Go through the records and give each one again exactly, omitting the images.
[Opening Data supplied section]
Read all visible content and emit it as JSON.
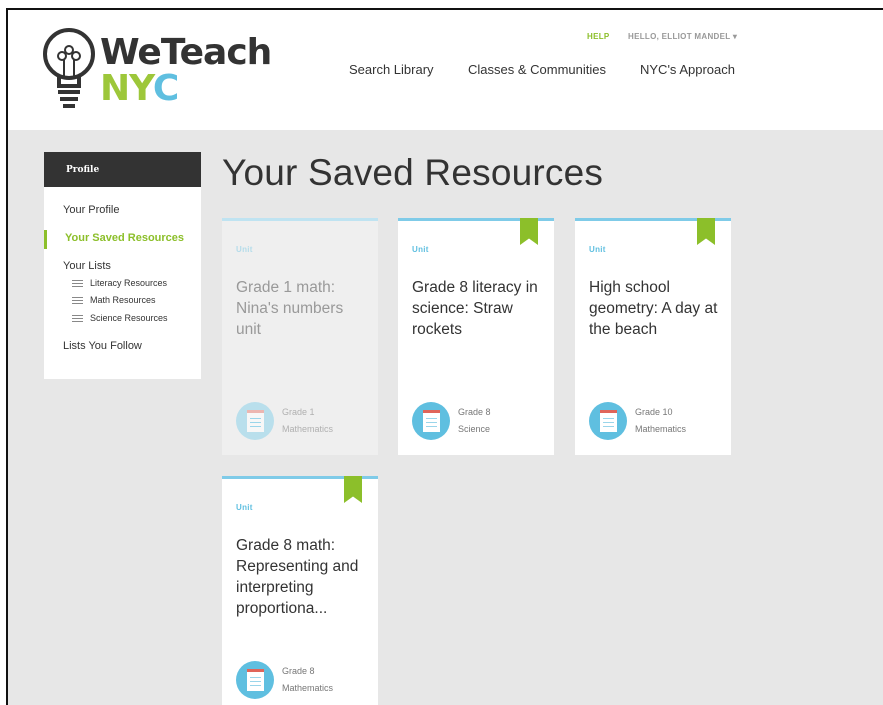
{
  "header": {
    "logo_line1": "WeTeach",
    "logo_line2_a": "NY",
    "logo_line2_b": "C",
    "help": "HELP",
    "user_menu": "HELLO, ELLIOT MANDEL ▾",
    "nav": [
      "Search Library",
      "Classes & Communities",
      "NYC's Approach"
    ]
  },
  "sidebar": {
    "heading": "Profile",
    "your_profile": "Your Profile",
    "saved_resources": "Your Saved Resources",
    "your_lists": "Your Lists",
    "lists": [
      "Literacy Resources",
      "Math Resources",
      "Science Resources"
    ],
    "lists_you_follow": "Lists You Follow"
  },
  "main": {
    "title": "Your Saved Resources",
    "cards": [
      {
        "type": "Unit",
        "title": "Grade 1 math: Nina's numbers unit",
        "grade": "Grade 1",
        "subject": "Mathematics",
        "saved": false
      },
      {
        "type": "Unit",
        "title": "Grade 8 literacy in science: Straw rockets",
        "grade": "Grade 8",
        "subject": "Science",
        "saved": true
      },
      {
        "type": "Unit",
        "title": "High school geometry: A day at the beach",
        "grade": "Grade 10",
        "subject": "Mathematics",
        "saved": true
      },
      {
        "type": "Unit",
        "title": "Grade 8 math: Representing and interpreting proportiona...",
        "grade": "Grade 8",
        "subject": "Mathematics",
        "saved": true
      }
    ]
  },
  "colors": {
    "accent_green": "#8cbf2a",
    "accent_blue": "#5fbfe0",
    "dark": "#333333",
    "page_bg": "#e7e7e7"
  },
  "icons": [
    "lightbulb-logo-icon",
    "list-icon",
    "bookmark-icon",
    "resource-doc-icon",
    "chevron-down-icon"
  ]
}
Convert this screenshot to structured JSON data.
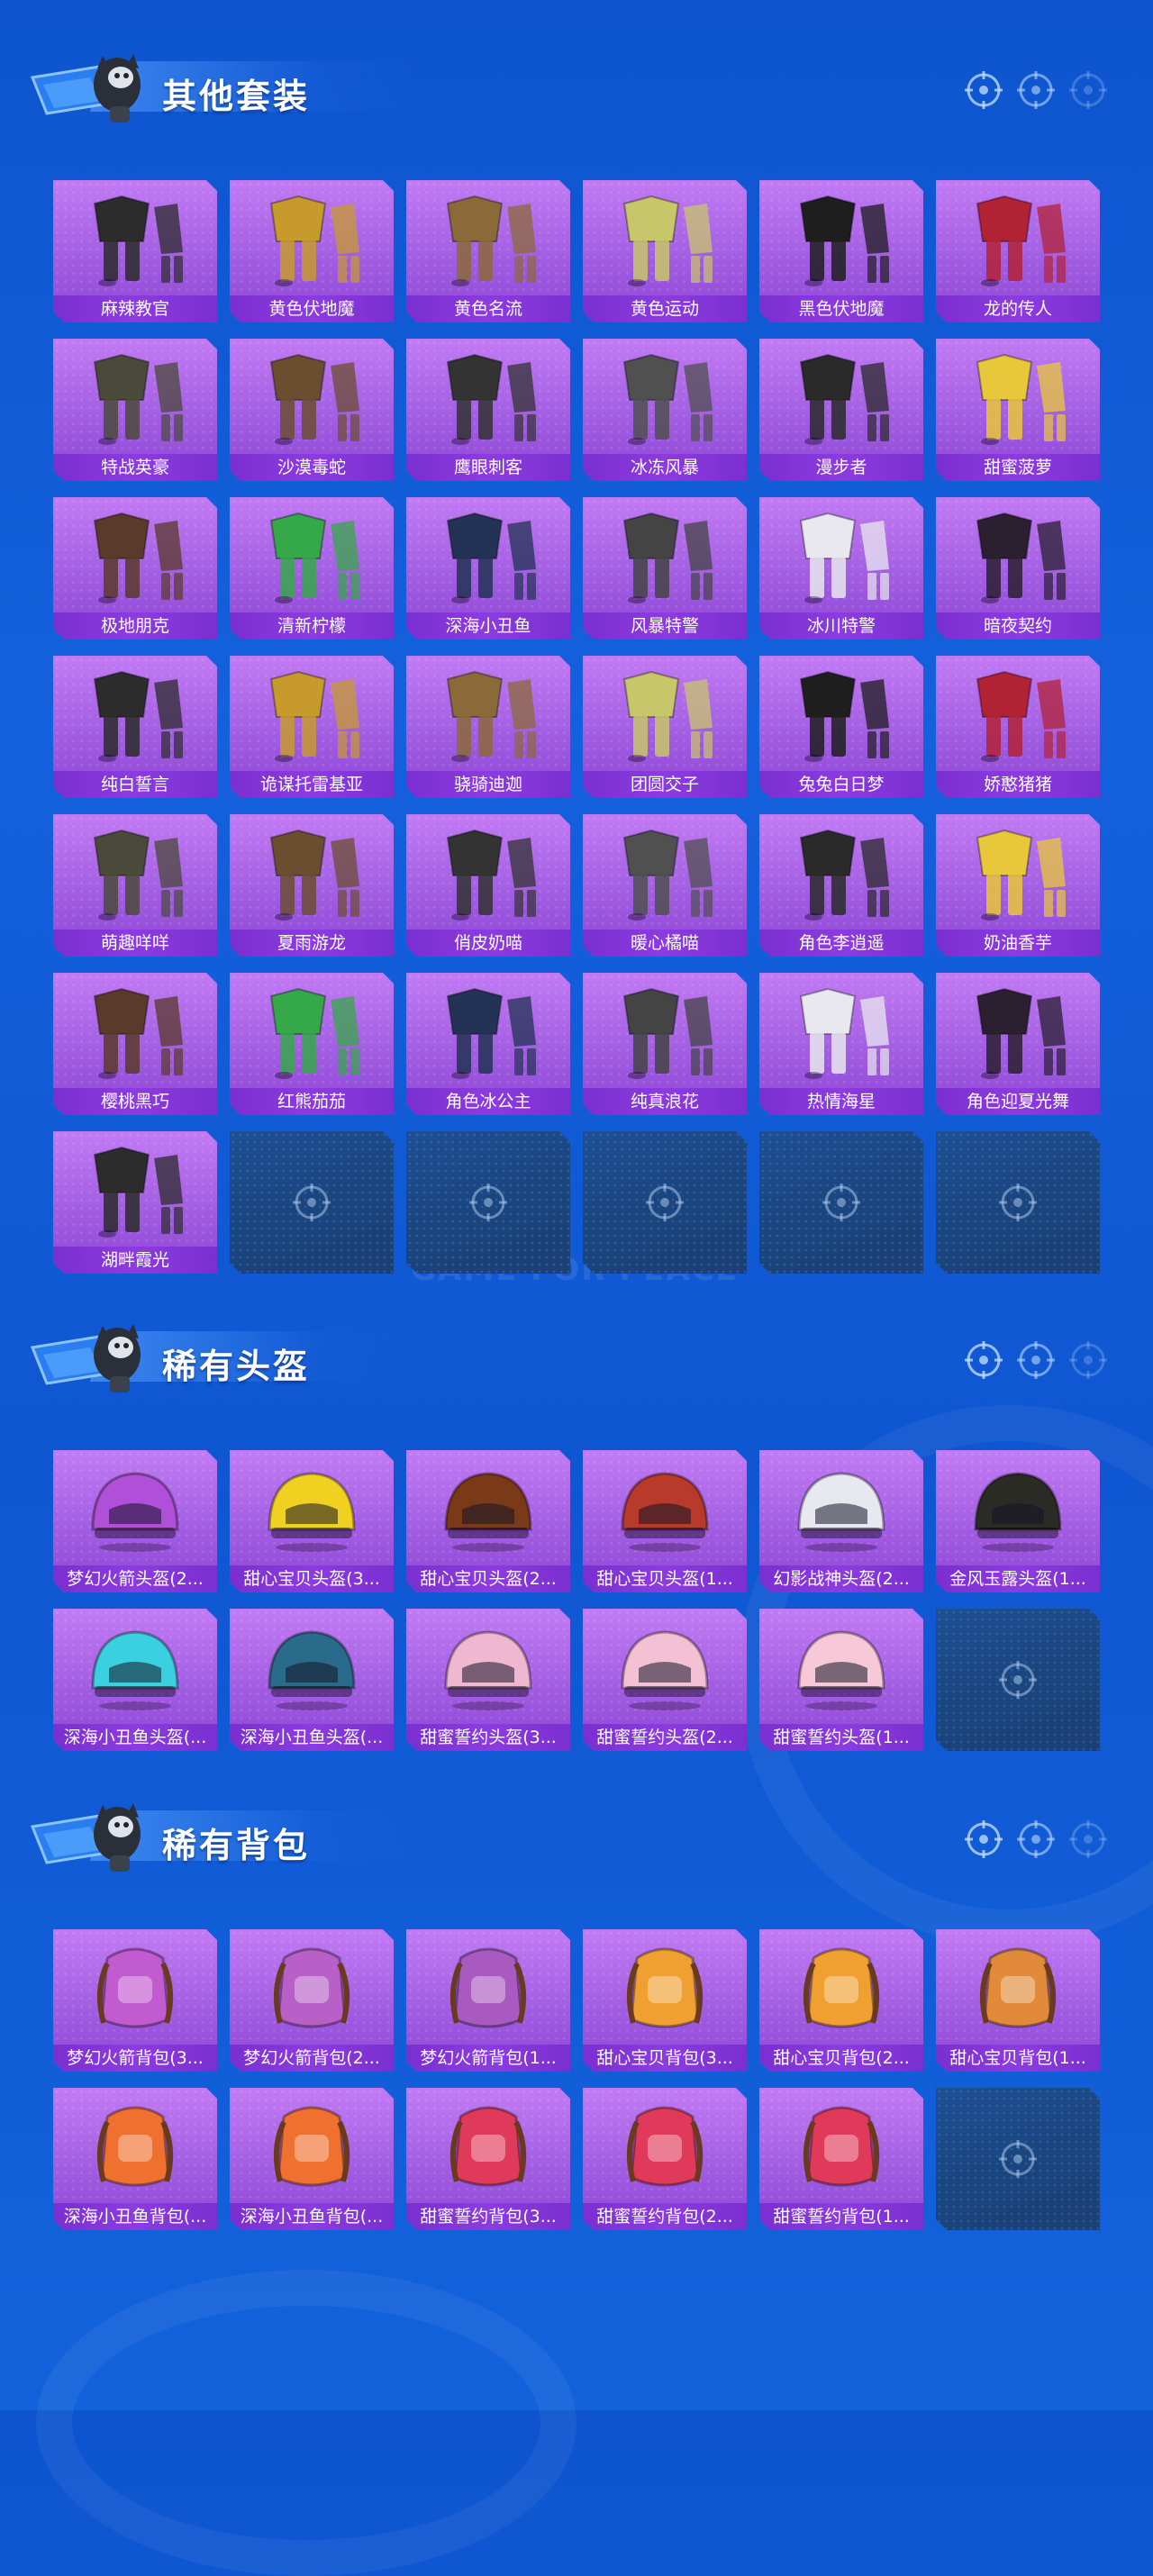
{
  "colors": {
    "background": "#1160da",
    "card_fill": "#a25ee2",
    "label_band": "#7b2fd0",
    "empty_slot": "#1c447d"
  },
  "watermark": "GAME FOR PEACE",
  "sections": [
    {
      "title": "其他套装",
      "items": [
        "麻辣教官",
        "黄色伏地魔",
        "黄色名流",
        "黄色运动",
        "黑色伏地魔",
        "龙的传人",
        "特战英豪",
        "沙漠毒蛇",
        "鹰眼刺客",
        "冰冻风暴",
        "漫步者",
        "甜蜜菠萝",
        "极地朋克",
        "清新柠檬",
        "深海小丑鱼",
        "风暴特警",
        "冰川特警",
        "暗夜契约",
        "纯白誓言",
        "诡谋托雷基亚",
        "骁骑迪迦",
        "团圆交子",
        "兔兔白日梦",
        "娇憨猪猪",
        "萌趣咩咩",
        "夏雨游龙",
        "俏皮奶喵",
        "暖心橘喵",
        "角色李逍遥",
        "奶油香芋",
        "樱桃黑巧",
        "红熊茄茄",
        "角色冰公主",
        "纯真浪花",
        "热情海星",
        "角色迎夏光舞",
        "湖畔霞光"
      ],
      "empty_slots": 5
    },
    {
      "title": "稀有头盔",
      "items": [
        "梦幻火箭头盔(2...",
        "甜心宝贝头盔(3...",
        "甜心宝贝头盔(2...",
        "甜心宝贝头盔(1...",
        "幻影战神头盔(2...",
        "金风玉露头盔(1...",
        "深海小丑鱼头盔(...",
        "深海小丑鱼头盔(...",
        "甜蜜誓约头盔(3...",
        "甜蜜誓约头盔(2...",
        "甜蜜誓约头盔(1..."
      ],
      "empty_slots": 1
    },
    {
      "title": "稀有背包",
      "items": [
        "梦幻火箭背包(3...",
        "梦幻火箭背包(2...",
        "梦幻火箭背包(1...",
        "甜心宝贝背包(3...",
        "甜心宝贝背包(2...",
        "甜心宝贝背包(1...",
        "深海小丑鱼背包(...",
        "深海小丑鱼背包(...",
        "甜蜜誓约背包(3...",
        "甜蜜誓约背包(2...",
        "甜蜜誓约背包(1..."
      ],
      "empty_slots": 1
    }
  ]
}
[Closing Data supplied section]
• [Written solution]:
Read all visible content and emit it as JSON.
{
  "header": {
    "logo_line1": "WeTeach",
    "logo_line2_a": "NY",
    "logo_line2_b": "C",
    "help": "HELP",
    "user_menu": "HELLO, ELLIOT MANDEL ▾",
    "nav": [
      "Search Library",
      "Classes & Communities",
      "NYC's Approach"
    ]
  },
  "sidebar": {
    "heading": "Profile",
    "your_profile": "Your Profile",
    "saved_resources": "Your Saved Resources",
    "your_lists": "Your Lists",
    "lists": [
      "Literacy Resources",
      "Math Resources",
      "Science Resources"
    ],
    "lists_you_follow": "Lists You Follow"
  },
  "main": {
    "title": "Your Saved Resources",
    "cards": [
      {
        "type": "Unit",
        "title": "Grade 1 math: Nina's numbers unit",
        "grade": "Grade 1",
        "subject": "Mathematics",
        "saved": false
      },
      {
        "type": "Unit",
        "title": "Grade 8 literacy in science: Straw rockets",
        "grade": "Grade 8",
        "subject": "Science",
        "saved": true
      },
      {
        "type": "Unit",
        "title": "High school geometry: A day at the beach",
        "grade": "Grade 10",
        "subject": "Mathematics",
        "saved": true
      },
      {
        "type": "Unit",
        "title": "Grade 8 math: Representing and interpreting proportiona...",
        "grade": "Grade 8",
        "subject": "Mathematics",
        "saved": true
      }
    ]
  },
  "colors": {
    "accent_green": "#8cbf2a",
    "accent_blue": "#5fbfe0",
    "dark": "#333333",
    "page_bg": "#e7e7e7"
  },
  "icons": [
    "lightbulb-logo-icon",
    "list-icon",
    "bookmark-icon",
    "resource-doc-icon",
    "chevron-down-icon"
  ]
}
Convert this screenshot to structured JSON data.
{
  "colors": {
    "background": "#1160da",
    "card_fill": "#a25ee2",
    "label_band": "#7b2fd0",
    "empty_slot": "#1c447d"
  },
  "watermark": "GAME FOR PEACE",
  "sections": [
    {
      "title": "其他套装",
      "items": [
        "麻辣教官",
        "黄色伏地魔",
        "黄色名流",
        "黄色运动",
        "黑色伏地魔",
        "龙的传人",
        "特战英豪",
        "沙漠毒蛇",
        "鹰眼刺客",
        "冰冻风暴",
        "漫步者",
        "甜蜜菠萝",
        "极地朋克",
        "清新柠檬",
        "深海小丑鱼",
        "风暴特警",
        "冰川特警",
        "暗夜契约",
        "纯白誓言",
        "诡谋托雷基亚",
        "骁骑迪迦",
        "团圆交子",
        "兔兔白日梦",
        "娇憨猪猪",
        "萌趣咩咩",
        "夏雨游龙",
        "俏皮奶喵",
        "暖心橘喵",
        "角色李逍遥",
        "奶油香芋",
        "樱桃黑巧",
        "红熊茄茄",
        "角色冰公主",
        "纯真浪花",
        "热情海星",
        "角色迎夏光舞",
        "湖畔霞光"
      ],
      "empty_slots": 5
    },
    {
      "title": "稀有头盔",
      "items": [
        "梦幻火箭头盔(2...",
        "甜心宝贝头盔(3...",
        "甜心宝贝头盔(2...",
        "甜心宝贝头盔(1...",
        "幻影战神头盔(2...",
        "金风玉露头盔(1...",
        "深海小丑鱼头盔(...",
        "深海小丑鱼头盔(...",
        "甜蜜誓约头盔(3...",
        "甜蜜誓约头盔(2...",
        "甜蜜誓约头盔(1..."
      ],
      "empty_slots": 1
    },
    {
      "title": "稀有背包",
      "items": [
        "梦幻火箭背包(3...",
        "梦幻火箭背包(2...",
        "梦幻火箭背包(1...",
        "甜心宝贝背包(3...",
        "甜心宝贝背包(2...",
        "甜心宝贝背包(1...",
        "深海小丑鱼背包(...",
        "深海小丑鱼背包(...",
        "甜蜜誓约背包(3...",
        "甜蜜誓约背包(2...",
        "甜蜜誓约背包(1..."
      ],
      "empty_slots": 1
    }
  ]
}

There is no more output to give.